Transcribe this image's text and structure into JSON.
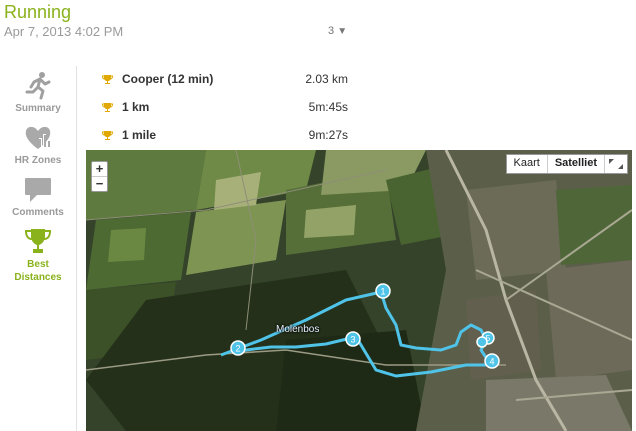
{
  "activity": {
    "title": "Running",
    "date": "Apr 7, 2013 4:02 PM",
    "trophy_count": "3"
  },
  "sidebar": {
    "items": [
      {
        "label": "Summary",
        "icon": "runner-icon",
        "active": false
      },
      {
        "label": "HR Zones",
        "icon": "heart-chart-icon",
        "active": false
      },
      {
        "label": "Comments",
        "icon": "speech-bubble-icon",
        "active": false
      },
      {
        "label": "Best Distances",
        "icon": "trophy-icon",
        "active": true
      }
    ]
  },
  "records": [
    {
      "name": "Cooper (12 min)",
      "value": "2.03 km"
    },
    {
      "name": "1 km",
      "value": "5m:45s"
    },
    {
      "name": "1 mile",
      "value": "9m:27s"
    }
  ],
  "map": {
    "zoom_in": "+",
    "zoom_out": "−",
    "type_map": "Kaart",
    "type_satellite": "Satelliet",
    "selected_type": "Satelliet",
    "place_label": "Molenbos",
    "route_color": "#4fc3e8",
    "markers": [
      "1",
      "2",
      "3",
      "4",
      "5"
    ]
  },
  "colors": {
    "accent": "#8ab21c",
    "muted": "#9a9a9a"
  }
}
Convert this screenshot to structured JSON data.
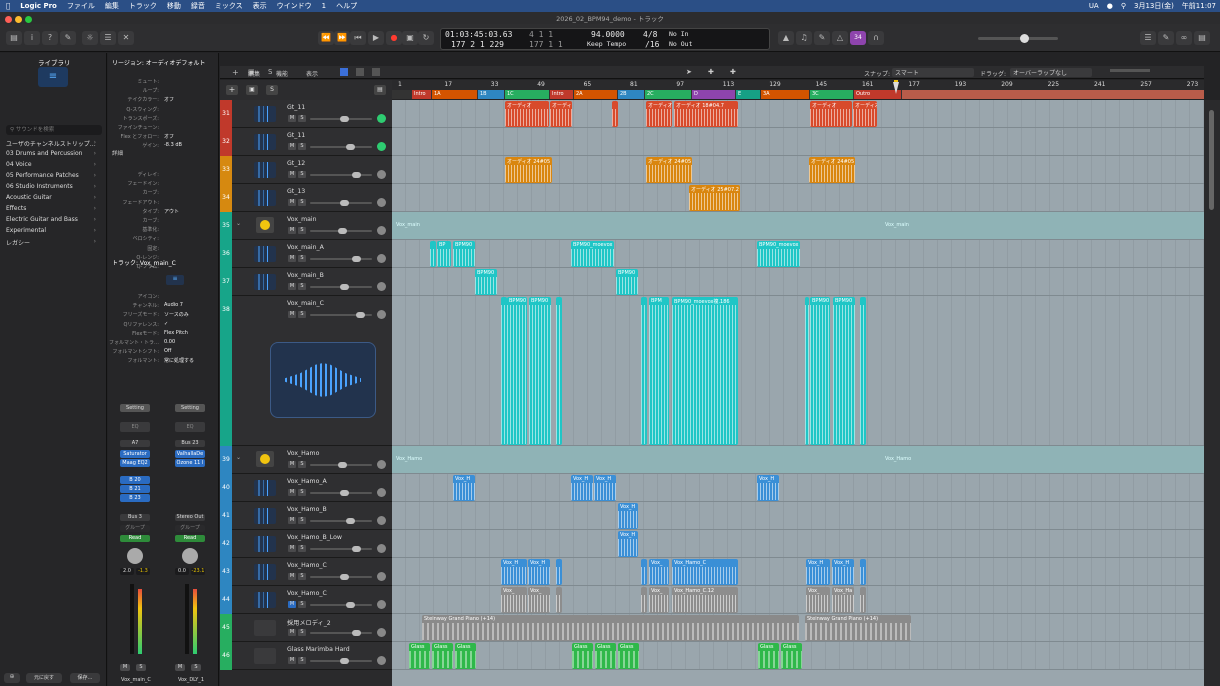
{
  "menubar": {
    "items": [
      "Logic Pro",
      "ファイル",
      "編集",
      "トラック",
      "移動",
      "録音",
      "ミックス",
      "表示",
      "ウインドウ",
      "1",
      "ヘルプ"
    ],
    "right": [
      "UA",
      "3月13日(金)",
      "午前11:07"
    ]
  },
  "window_title": "2026_02_BPM94_demo - トラック",
  "lcd": {
    "time": "01:03:45:03.63",
    "bars": "177  2  1  229",
    "sub1": "4  1  1",
    "sub2": "177  1  1",
    "tempo": "94.0000",
    "tempo_mode": "Keep Tempo",
    "signature": "4/8",
    "division": "/16",
    "in": "No In",
    "out": "No Out"
  },
  "badge": "34",
  "library": {
    "title": "ライブラリ",
    "search_placeholder": "サウンドを検索",
    "items": [
      "ユーザのチャンネルストリップ…",
      "03 Drums and Percussion",
      "04 Voice",
      "05 Performance Patches",
      "06 Studio Instruments",
      "Acoustic Guitar",
      "Effects",
      "Electric Guitar and Bass",
      "Experimental",
      "レガシー"
    ]
  },
  "inspector": {
    "region_header": "リージョン: オーディオデフォルト",
    "region_rows": [
      {
        "k": "ミュート:",
        "v": ""
      },
      {
        "k": "ループ:",
        "v": ""
      },
      {
        "k": "テイクカラー:",
        "v": "オフ"
      },
      {
        "k": "Q-スウィング:",
        "v": ""
      },
      {
        "k": "トランスポーズ:",
        "v": ""
      },
      {
        "k": "ファインチューン:",
        "v": ""
      },
      {
        "k": "Flex とフォロー:",
        "v": "オフ"
      },
      {
        "k": "ゲイン:",
        "v": "-8.3 dB"
      }
    ],
    "detail_header": "詳細",
    "detail_rows": [
      {
        "k": "ディレイ:",
        "v": ""
      },
      {
        "k": "フェードイン:",
        "v": ""
      },
      {
        "k": "カーブ:",
        "v": ""
      },
      {
        "k": "フェードアウト:",
        "v": ""
      },
      {
        "k": "タイプ:",
        "v": "アウト"
      },
      {
        "k": "カーブ:",
        "v": ""
      },
      {
        "k": "基準化:",
        "v": ""
      },
      {
        "k": "ベロシティ:",
        "v": ""
      },
      {
        "k": "固定:",
        "v": ""
      },
      {
        "k": "Q-レンジ:",
        "v": ""
      },
      {
        "k": "Q-フラム:",
        "v": ""
      }
    ],
    "track_header": "トラック: Vox_main_C",
    "track_rows": [
      {
        "k": "アイコン:",
        "v": ""
      },
      {
        "k": "チャンネル:",
        "v": "Audio 7"
      },
      {
        "k": "フリーズモード:",
        "v": "ソースのみ"
      },
      {
        "k": "Qリファレンス:",
        "v": "✓"
      },
      {
        "k": "Flexモード:",
        "v": "Flex Pitch"
      },
      {
        "k": "フォルマント・トラ…",
        "v": "0.00"
      },
      {
        "k": "フォルマントシフト:",
        "v": "Off"
      },
      {
        "k": "フォルマント:",
        "v": "常に処理する"
      }
    ]
  },
  "strips": [
    {
      "setting": "Setting",
      "eq": "EQ",
      "input": "A7",
      "plugins": [
        "Saturator",
        "Maag EQ2"
      ],
      "sends": [
        "B 20",
        "B 21",
        "B 23"
      ],
      "output": "Bus 3",
      "group": "グループ",
      "mode": "Read",
      "vol": "2.0",
      "peak": "-1.3",
      "name": "Vox_main_C"
    },
    {
      "setting": "Setting",
      "eq": "EQ",
      "input": "Bus 23",
      "plugins": [
        "ValhallaDe",
        "Ozone 11 I"
      ],
      "sends": [],
      "output": "Stereo Out",
      "group": "グループ",
      "mode": "Read",
      "vol": "0.0",
      "peak": "-23.1",
      "name": "Vox_DLY_1"
    }
  ],
  "bottom_left": {
    "revert": "元に戻す",
    "save": "保存…"
  },
  "arrange_bar": {
    "menus": [
      "編集",
      "機能",
      "表示"
    ],
    "snap_label": "スナップ:",
    "snap_value": "スマート",
    "drag_label": "ドラッグ:",
    "drag_value": "オーバーラップなし"
  },
  "ruler": [
    "1",
    "17",
    "33",
    "49",
    "65",
    "81",
    "97",
    "113",
    "129",
    "145",
    "161",
    "177",
    "193",
    "209",
    "225",
    "241",
    "257",
    "273"
  ],
  "markers": [
    {
      "l": "Intro",
      "c": "#c0392b"
    },
    {
      "l": "1A",
      "c": "#d35400"
    },
    {
      "l": "1B",
      "c": "#2e86c1"
    },
    {
      "l": "1C",
      "c": "#27ae60"
    },
    {
      "l": "Intro",
      "c": "#c0392b"
    },
    {
      "l": "2A",
      "c": "#d35400"
    },
    {
      "l": "2B",
      "c": "#2e86c1"
    },
    {
      "l": "2C",
      "c": "#27ae60"
    },
    {
      "l": "D",
      "c": "#8e44ad"
    },
    {
      "l": "E",
      "c": "#16a085"
    },
    {
      "l": "3A",
      "c": "#d35400"
    },
    {
      "l": "3C",
      "c": "#27ae60"
    },
    {
      "l": "Outro",
      "c": "#c0392b"
    }
  ],
  "tracks": [
    {
      "num": "31",
      "name": "Gt_11",
      "color": "#c0392b",
      "h": 28
    },
    {
      "num": "32",
      "name": "Gt_11",
      "color": "#c0392b",
      "h": 28
    },
    {
      "num": "33",
      "name": "Gt_12",
      "color": "#d68910",
      "h": 28
    },
    {
      "num": "34",
      "name": "Gt_13",
      "color": "#d68910",
      "h": 28
    },
    {
      "num": "35",
      "name": "Vox_main",
      "color": "#17a589",
      "h": 28
    },
    {
      "num": "36",
      "name": "Vox_main_A",
      "color": "#17a589",
      "h": 28
    },
    {
      "num": "37",
      "name": "Vox_main_B",
      "color": "#17a589",
      "h": 28
    },
    {
      "num": "38",
      "name": "Vox_main_C",
      "color": "#17a589",
      "h": 150
    },
    {
      "num": "39",
      "name": "Vox_Hamo",
      "color": "#2e86c1",
      "h": 28
    },
    {
      "num": "40",
      "name": "Vox_Hamo_A",
      "color": "#2e86c1",
      "h": 28
    },
    {
      "num": "41",
      "name": "Vox_Hamo_B",
      "color": "#2e86c1",
      "h": 28
    },
    {
      "num": "42",
      "name": "Vox_Hamo_B_Low",
      "color": "#2e86c1",
      "h": 28
    },
    {
      "num": "43",
      "name": "Vox_Hamo_C",
      "color": "#2e86c1",
      "h": 28
    },
    {
      "num": "44",
      "name": "Vox_Hamo_C",
      "color": "#2e86c1",
      "h": 28
    },
    {
      "num": "45",
      "name": "採用メロディ_2",
      "color": "#27ae60",
      "h": 28
    },
    {
      "num": "46",
      "name": "Glass Marimba Hard",
      "color": "#27ae60",
      "h": 28
    }
  ],
  "region_labels": {
    "gt11": "オーディオ",
    "gt11b": "オーディオ 18#04.7",
    "gt12": "オーディオ 24#05",
    "gt13": "オーディオ 25#07.2",
    "vox_main": "Vox_main",
    "bpm": "BPM90",
    "bpm_bp": "BP",
    "bpm_moevox": "BPM90_moevox",
    "bpm_moevox_long": "BPM90_moevox複.186",
    "bpm_short": "BPM",
    "vox_hamo": "Vox_Hamo",
    "vox_h": "Vox_H",
    "hamo_c": "Vox_Hamo_C",
    "hamo_c2": "Vox_Hamo_C.12",
    "hamo_v": "Vox_",
    "hamo_vh": "Vox_Ha",
    "piano": "Steinway Grand Piano (+14)",
    "glass": "Glass"
  }
}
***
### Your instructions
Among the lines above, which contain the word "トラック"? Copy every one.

### Solved problem
      "トラック",
  "window_title": "2026_02_BPM94_demo - トラック",
    "track_header": "トラック: Vox_main_C",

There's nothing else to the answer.